After a pretty bad listing on May 9 last year and even worse news for investors at its June interim when headline earnings just about halved, Libstar has had a tough job convincing the market of its worthiness as an investment.
Its results for the year to December went some way to dispel the scepticism and prompted the share price rise of 10% to R7.83, still well off the R12.50 price pegged prior to Libstar’s listing.
The group, which makes a large chunk of major supermarkets’ private label food, reported an increase in revenue of 12.5% to R9.9 billion (2017: R8.8 billion), with a 5.1% increase in organic revenue.
While he would not name them, financial and commercial director Robin Smith indicated that three major retailers comprised 18%, 18% and 16% of revenue, supposedly alluding to Woolworths, Shoprite and Pick n Pay but not necessarily in that order.
Normalised earnings before interest, tax, depreciation and amortisation (Ebitda) grew 4.6% to R984 million in line with previous guidance that the second half would account for 60% of Ebitda. Normalised basic and diluted headline earnings decreased by 16.1% to 73c a share from 87c previously.
These are the first full-year earnings since Libstar’s listing, when the share price tanked following a too-positive pricing expectation and a fair amount of criticism that the listing was hastily put together, that the company lacked transparency, and that the listing represented an opportunistic chance for the beleaguered Abraaj Group, which owned 62%, and the Public Investment Corporation, which owned 17%, to shed their shares.
Its interim results, which did not meet expectations, added fuel to the furore.
Full year results, however, were credible, especially in light of a slew of poor results from other companies along the consumer goods supply chain.
Tough retail, consumer environment
Libstar said the retail and consumer environment was the toughest since its inception 14 years ago. It did, however, see a slight acceleration in volume growth in the second half of the year. Organic revenue was bolstered mainly by the successful launch of Lancewood-branded dairy products, while volumes at Denny mushrooms, which had a disappointing first half, stabilised and had record production in the last few months.

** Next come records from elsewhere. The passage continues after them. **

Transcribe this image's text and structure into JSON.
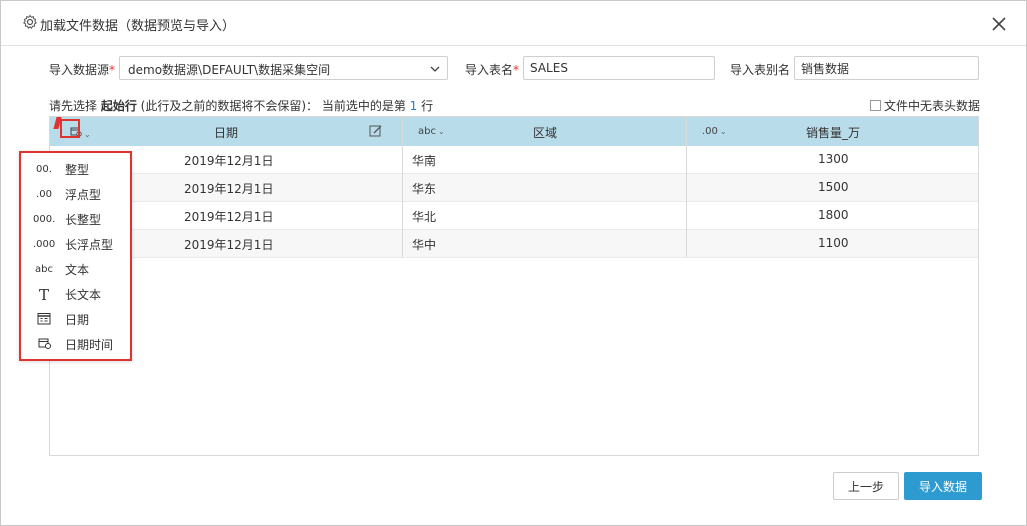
{
  "dialog": {
    "title": "加载文件数据（数据预览与导入）"
  },
  "form": {
    "datasource_label": "导入数据源",
    "datasource_value": "demo数据源\\DEFAULT\\数据采集空间",
    "table_name_label": "导入表名",
    "table_name_value": "SALES",
    "table_alias_label": "导入表别名",
    "table_alias_value": "销售数据",
    "required_mark": "*"
  },
  "hint": {
    "prefix": "请先选择 ",
    "bold": "起始行",
    "middle": " (此行及之前的数据将不会保留)： 当前选中的是第 ",
    "row_number": "1",
    "suffix": " 行"
  },
  "no_header_label": "文件中无表头数据",
  "grid": {
    "columns": [
      {
        "type_tag": "",
        "header": "日期"
      },
      {
        "type_tag": "abc",
        "header": "区域"
      },
      {
        "type_tag": ".00",
        "header": "销售量_万"
      }
    ],
    "rows": [
      [
        "2019年12月1日",
        "华南",
        "1300"
      ],
      [
        "2019年12月1日",
        "华东",
        "1500"
      ],
      [
        "2019年12月1日",
        "华北",
        "1800"
      ],
      [
        "2019年12月1日",
        "华中",
        "1100"
      ]
    ]
  },
  "type_menu": {
    "items": [
      {
        "icon": "00.",
        "label": "整型"
      },
      {
        "icon": ".00",
        "label": "浮点型"
      },
      {
        "icon": "000.",
        "label": "长整型"
      },
      {
        "icon": ".000",
        "label": "长浮点型"
      },
      {
        "icon": "abc",
        "label": "文本"
      },
      {
        "icon": "T",
        "label": "长文本"
      },
      {
        "icon": "",
        "label": "日期"
      },
      {
        "icon": "",
        "label": "日期时间"
      }
    ]
  },
  "buttons": {
    "prev": "上一步",
    "import": "导入数据"
  },
  "colors": {
    "header_bg": "#b8dcea",
    "primary": "#2e9bd0",
    "highlight": "#e0332f"
  }
}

Libstar focused on category and channel development, invested R349 million in new technologies, efficiency improvements and capacity expansion, and worked on standardising its IT systems.

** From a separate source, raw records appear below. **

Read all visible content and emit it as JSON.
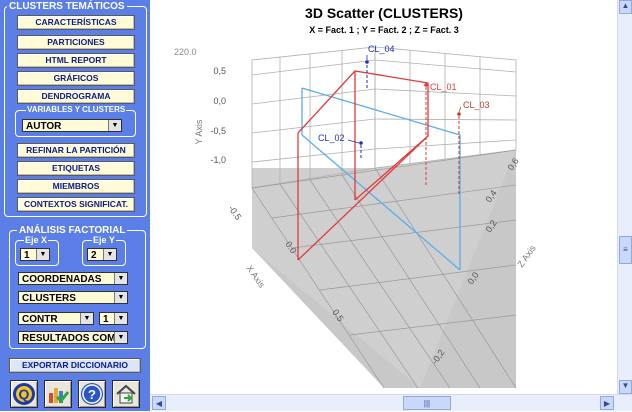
{
  "sidebar": {
    "clusters_tematicos_label": "CLUSTERS TEMÁTICOS",
    "buttons": {
      "caracteristicas": "CARACTERÍSTICAS",
      "particiones": "PARTICIONES",
      "html_report": "HTML REPORT",
      "graficos": "GRÁFICOS",
      "dendrograma": "DENDROGRAMA",
      "refinar": "REFINAR LA PARTICIÓN",
      "etiquetas": "ETIQUETAS",
      "miembros": "MIEMBROS",
      "contextos": "CONTEXTOS SIGNIFICAT.",
      "exportar": "EXPORTAR DICCIONARIO"
    },
    "variables_label": "VARIABLES Y CLUSTERS",
    "variable_select": "AUTOR",
    "analisis_label": "ANÁLISIS FACTORIAL",
    "eje_x_label": "Eje X",
    "eje_x_value": "1",
    "eje_y_label": "Eje Y",
    "eje_y_value": "2",
    "coordenadas_select": "COORDENADAS",
    "clusters_select": "CLUSTERS",
    "contr_select": "CONTR",
    "contr_num_select": "1",
    "resultados_select": "RESULTADOS COMI",
    "icons": [
      "q-logo-icon",
      "chart-check-icon",
      "help-icon",
      "home-icon"
    ]
  },
  "chart": {
    "title": "3D Scatter (CLUSTERS)",
    "subtitle": "X = Fact. 1 ; Y = Fact. 2 ; Z = Fact. 3",
    "top_value": "220.0",
    "y_axis_label": "Y Axis",
    "x_axis_label": "X Axis",
    "z_axis_label": "Z Axis",
    "y_ticks": [
      "0,5",
      "0,0",
      "-0,5",
      "-1,0"
    ],
    "x_ticks": [
      "-0.5",
      "0.0",
      "0.5"
    ],
    "z_ticks": [
      "0,6",
      "0,4",
      "0,2",
      "0,0",
      "-0,2"
    ],
    "cluster_labels": [
      "CL_01",
      "CL_02",
      "CL_03",
      "CL_04"
    ],
    "colors": {
      "cl01": "#e03a3a",
      "cl02": "#1c2fb8",
      "cl03": "#1c2fb8",
      "cl04": "#c0392b",
      "box_red": "#e03a3a",
      "box_blue": "#5aaee8"
    }
  },
  "chart_data": {
    "type": "scatter",
    "title": "3D Scatter (CLUSTERS)",
    "subtitle": "X = Fact. 1 ; Y = Fact. 2 ; Z = Fact. 3",
    "xlabel": "X Axis",
    "ylabel": "Y Axis",
    "zlabel": "Z Axis",
    "y_ticks": [
      "0,5",
      "0,0",
      "-0,5",
      "-1,0"
    ],
    "x_ticks": [
      "-0.5",
      "0.0",
      "0.5"
    ],
    "z_ticks": [
      "0,6",
      "0,4",
      "0,2",
      "0,0",
      "-0,2"
    ],
    "grid": true,
    "points": [
      {
        "name": "CL_01",
        "color": "#e03a3a"
      },
      {
        "name": "CL_02",
        "color": "#1c2fb8"
      },
      {
        "name": "CL_03",
        "color": "#1c2fb8"
      },
      {
        "name": "CL_04",
        "color": "#c0392b"
      }
    ]
  }
}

The group has been exploiting some trends, including on-the-go and convenience eating with products for McDonald’s, KFC, Nando’s, Panarottis, Mugg & Bean and Spur.
It has also launched products to suit the health and wellness trend.
Importantly, it remains on track aligning with the growth in private label and dealer own-brand products, with 44% of its revenue being accounted for by these.
Strong performance in dairy
Perishables – including Lancewood and Finlar Fine Foods (supplier of meat to McDonald’s, among other things), which account for 46% of group revenue and 43% of Ebitda – grew revenue 22.5% on the back of a strong performance in dairy where new products were launched, and the acquisition of Sonnendal Dairies. Denny Mushrooms improved production while cheese and butter revenues were up.
The ambient groceries category, which accounts for 25% of group revenue and 32% of Ebitda, saw revenue decrease by 5.5%. The division, including Cape Herb & Spice, Rialto Foods and Dickon Hall Foods, was affected by weak international demand for dry condiments, integration delays and industrial action at Dickon Hall.
Ambassador Foods, which comprises the snacks and confectionery division, accounting for 5% of group revenue and 7% of Ebitda, increased revenue by 11.4%.
Investors’ understanding enhanced
Management has improved the way they explain the business and the market has a better understanding of the key drivers of the organisation, says Electus Fund Managers equity analyst Damon Buss. “The listing was relatively rushed and the market did not understand the business and its moving parts, and the management team has done a lot to change that and should be commended for that.”
The results were positive in that Libstar delivered 5% like-for-like volume growth across the business, which is reasonable, says Buss. “Relative to other retailers and food producers, positive volume growth means you are doing well.”
Buss adds that Libstar also benefited from being exposed to a few categories that are growing well, mainly private label, a significant differentiator for retailers, which has increased from 41% to 44% of sales. Another growing category is health and wellness. “Throughout its portfolio it has had a big drive on those products, including Ambassador.”
Smith says Libstar management has worked hard at ensuring the group’s message is well understood, although the job was a lot easier “when there is better news”.
‘Profiles that excite’
The group’s range of offerings and its presence in a number of categories had added to its resilience, he adds. Innovation was a big part of its strategy in 2018, with new products and different tastes and profiles that excite the market, borne out of partnerships with the retailers and the group’s branded products.
Libstar will continue playing into trends, including private label, which continue to grow.
The group expects a difficult first half and will focus on organic growth. Since year-end, margin levels have held and are expected to be maintained
It expects marginal food inflation of between 0% to 2%, although inflation across its product range would be 4% to 6%. Growth will need to come from picking up volumes, while product innovation will see it grow its market share and the overall size of the market.
Projects and developments in 2019 include a new tea plant for the local and export market, and a new plant to manufacture Pringles for a third party.
Libstar is expanding its prepared meal capacity to further tap into the growing convenience market and will develop a new soft cheese value-adding and packing facility.
Gallery: Libstar’s smorgasbord …